At the beginning of March 2020, the world came to a halt. We were told to socially isolate to protect ourselves from the Coronavirus. Suddenly all travel stopped, so did going out to concerts and sports events, restaurants, and even stores. We could no longer meet our friends in person, visit our family members, or go to graduations, weddings or funerals. We walked by each other on the sidewalk, cautiously with masks on, barely trusting each other. This odd new world jarred us.
At first, I thought it would be a good time for soul searching, for figuring out who I really am and what I really want to do with my life. I began to appreciate the quiet times, and the slowed pace. I meditated and took time to notice nature in a new way, I dove into projects I had wanted to tackle for ages . . . writing, reading, cleaning out my closet, playing music, losing weight, and exercising.
Ironically, though, after a short while, I, like so many others, realized that I missed people. I wanted to connect with my friends, my people. In fact, I realized more than ever that I could not live without them. I needed to see them and talk with them. Thank God, Zoom was there, when we needed it. I took to Zoom like a maniac. My extended family of 24 people set up a regular monthly Zoom call. I set up regular Zoom calls with my friends from high school, from college, from Graduate school, even from my old neighborhood where I grew up. I connected with people I hadn’t talked to in 30 years! I arranged a regular Zoom book group with my friends from Kenya, a cocktail hour with friends in my condo, and regular discussion groups with old friends from Washington and Taiwan. I ran Zoom leadership training calls with girls from Pakistan and France, and did over 18 speeches on Zoom about women’s leadership and suffrage. I sat in endless meetings and discussion groups on Zoom. I worked hard to get out the vote in November 2020 by using every form of social media. And, certainly not least, I worked to help make our virtual Sunday services at church interesting and alive, trying to connect the congregation on YouTube despite a completely empty church building.

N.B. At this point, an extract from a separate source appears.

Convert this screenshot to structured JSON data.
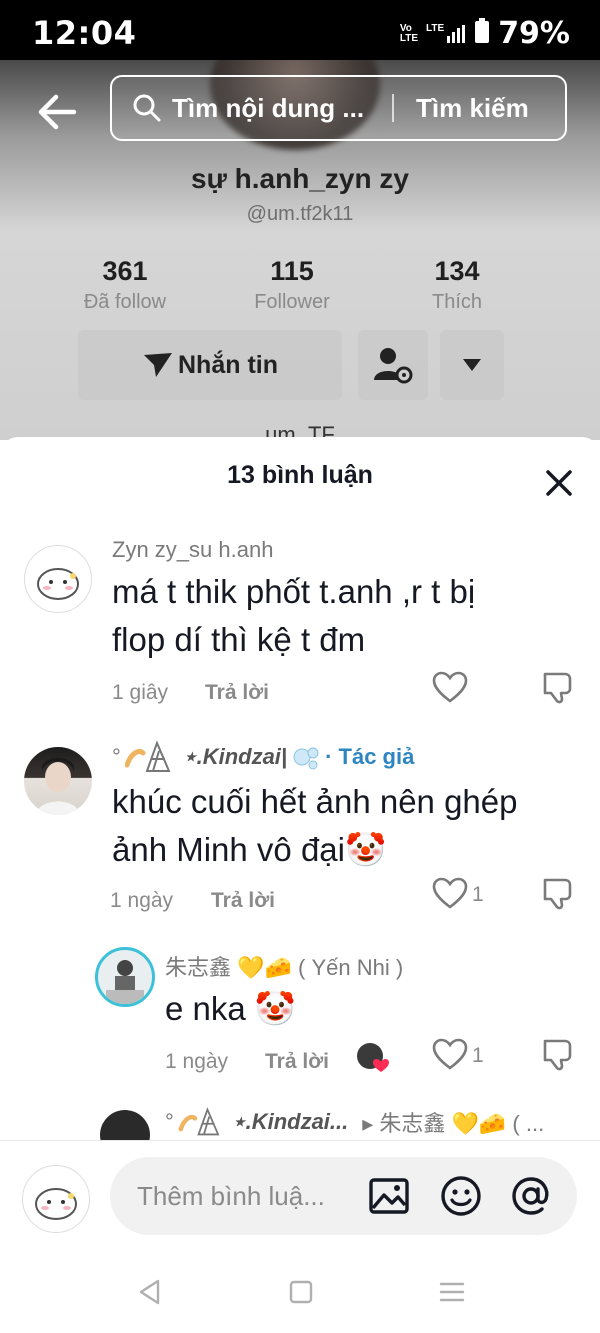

In this time of isolation, I was so busy I actually “Zoomed out.”
I know I am not alone. So many people all over the world have connected in amazing and creative ways over the past year and through this pandemic. Many people held regular Zoom coffee hours, shared music and art on Zoom, held office meetings and school conferences. Families, that may not have gathered for ages, reached out to connect regularly on weekly Zooms. Grandmas Zoomed with their grandchildren daily, and businesses struggled to maintain team building efforts virtually, via fun gatherings, classes, and conferences all done online.
What did we learn? We learned that we humans need each other to be fully human, to explore ideas, to think, and to show our love and compassion for one another. We learned that being together, in whatever way we can, is so much better than being alone. We learned that giving and receiving support is fortifying, satisfying, and soul fulfilling.
Very soon, our world will open up and we will again be meeting each other in person . . . looking into each other’s eyes, seeing each other’s smiles, fist bumping, and -- gradually -- maybe even hugging each other. We will come together again in a renewed spirit, knowing that connecting makes us feel whole. What we found out, this crazy year, is that humans are social creatures who flourish in community with each other. Soon, as we finally are able to come together again, we will rejoice in that human communion that gives us life. We learned quite a lot this year! Happy connecting.
Joanne Grady Huskey is an author, speaker and coach. She is Co-Founder and Vice President of iLive2Lead Young Women's Leadership Summit, Co-Founder of Global Adjustments (India); and of the American International School of Chennai (India).